**Element data from apps and pages:**
+===+

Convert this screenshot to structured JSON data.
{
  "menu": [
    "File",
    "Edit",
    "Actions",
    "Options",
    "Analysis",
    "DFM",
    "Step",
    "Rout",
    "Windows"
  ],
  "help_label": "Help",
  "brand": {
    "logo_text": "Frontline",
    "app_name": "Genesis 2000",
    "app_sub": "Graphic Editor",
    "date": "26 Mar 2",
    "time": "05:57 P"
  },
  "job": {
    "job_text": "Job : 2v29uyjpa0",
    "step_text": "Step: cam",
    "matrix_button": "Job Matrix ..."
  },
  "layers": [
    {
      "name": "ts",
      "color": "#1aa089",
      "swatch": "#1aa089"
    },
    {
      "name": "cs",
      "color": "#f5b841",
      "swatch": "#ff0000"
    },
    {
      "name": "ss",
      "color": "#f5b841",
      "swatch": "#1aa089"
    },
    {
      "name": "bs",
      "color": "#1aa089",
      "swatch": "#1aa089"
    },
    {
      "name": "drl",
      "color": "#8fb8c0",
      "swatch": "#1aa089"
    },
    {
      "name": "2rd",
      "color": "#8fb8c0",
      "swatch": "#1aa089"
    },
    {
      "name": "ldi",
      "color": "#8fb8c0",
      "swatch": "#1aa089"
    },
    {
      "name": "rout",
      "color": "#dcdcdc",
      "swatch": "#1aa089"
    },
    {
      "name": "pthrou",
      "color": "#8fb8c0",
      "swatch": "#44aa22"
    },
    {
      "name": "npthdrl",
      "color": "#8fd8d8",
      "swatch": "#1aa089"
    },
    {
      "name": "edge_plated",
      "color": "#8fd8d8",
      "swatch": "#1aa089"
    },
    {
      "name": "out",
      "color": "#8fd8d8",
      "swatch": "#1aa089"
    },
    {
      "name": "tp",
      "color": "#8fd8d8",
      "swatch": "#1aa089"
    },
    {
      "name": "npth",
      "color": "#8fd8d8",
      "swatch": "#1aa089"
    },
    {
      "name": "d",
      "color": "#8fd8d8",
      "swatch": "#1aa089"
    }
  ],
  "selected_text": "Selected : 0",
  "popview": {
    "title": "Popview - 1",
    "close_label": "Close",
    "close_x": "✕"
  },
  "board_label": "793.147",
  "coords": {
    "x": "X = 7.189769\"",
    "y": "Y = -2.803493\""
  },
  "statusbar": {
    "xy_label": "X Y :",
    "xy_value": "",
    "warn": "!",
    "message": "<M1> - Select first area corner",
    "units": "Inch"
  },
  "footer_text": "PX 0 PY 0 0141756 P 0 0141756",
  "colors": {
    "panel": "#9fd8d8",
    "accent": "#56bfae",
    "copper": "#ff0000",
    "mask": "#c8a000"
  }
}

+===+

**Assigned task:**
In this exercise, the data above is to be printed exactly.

**Your solution:**
Convert this screenshot to structured JSON data.
{
  "menu": [
    "File",
    "Edit",
    "Actions",
    "Options",
    "Analysis",
    "DFM",
    "Step",
    "Rout",
    "Windows"
  ],
  "help_label": "Help",
  "brand": {
    "logo_text": "Frontline",
    "app_name": "Genesis 2000",
    "app_sub": "Graphic Editor",
    "date": "26 Mar 2",
    "time": "05:57 P"
  },
  "job": {
    "job_text": "Job : 2v29uyjpa0",
    "step_text": "Step: cam",
    "matrix_button": "Job Matrix ..."
  },
  "layers": [
    {
      "name": "ts",
      "color": "#1aa089",
      "swatch": "#1aa089"
    },
    {
      "name": "cs",
      "color": "#f5b841",
      "swatch": "#ff0000"
    },
    {
      "name": "ss",
      "color": "#f5b841",
      "swatch": "#1aa089"
    },
    {
      "name": "bs",
      "color": "#1aa089",
      "swatch": "#1aa089"
    },
    {
      "name": "drl",
      "color": "#8fb8c0",
      "swatch": "#1aa089"
    },
    {
      "name": "2rd",
      "color": "#8fb8c0",
      "swatch": "#1aa089"
    },
    {
      "name": "ldi",
      "color": "#8fb8c0",
      "swatch": "#1aa089"
    },
    {
      "name": "rout",
      "color": "#dcdcdc",
      "swatch": "#1aa089"
    },
    {
      "name": "pthrou",
      "color": "#8fb8c0",
      "swatch": "#44aa22"
    },
    {
      "name": "npthdrl",
      "color": "#8fd8d8",
      "swatch": "#1aa089"
    },
    {
      "name": "edge_plated",
      "color": "#8fd8d8",
      "swatch": "#1aa089"
    },
    {
      "name": "out",
      "color": "#8fd8d8",
      "swatch": "#1aa089"
    },
    {
      "name": "tp",
      "color": "#8fd8d8",
      "swatch": "#1aa089"
    },
    {
      "name": "npth",
      "color": "#8fd8d8",
      "swatch": "#1aa089"
    },
    {
      "name": "d",
      "color": "#8fd8d8",
      "swatch": "#1aa089"
    }
  ],
  "selected_text": "Selected : 0",
  "popview": {
    "title": "Popview - 1",
    "close_label": "Close",
    "close_x": "✕"
  },
  "board_label": "793.147",
  "coords": {
    "x": "X = 7.189769\"",
    "y": "Y = -2.803493\""
  },
  "statusbar": {
    "xy_label": "X Y :",
    "xy_value": "",
    "warn": "!",
    "message": "<M1> - Select first area corner",
    "units": "Inch"
  },
  "footer_text": "PX 0 PY 0 0141756 P 0 0141756",
  "colors": {
    "panel": "#9fd8d8",
    "accent": "#56bfae",
    "copper": "#ff0000",
    "mask": "#c8a000"
  }
}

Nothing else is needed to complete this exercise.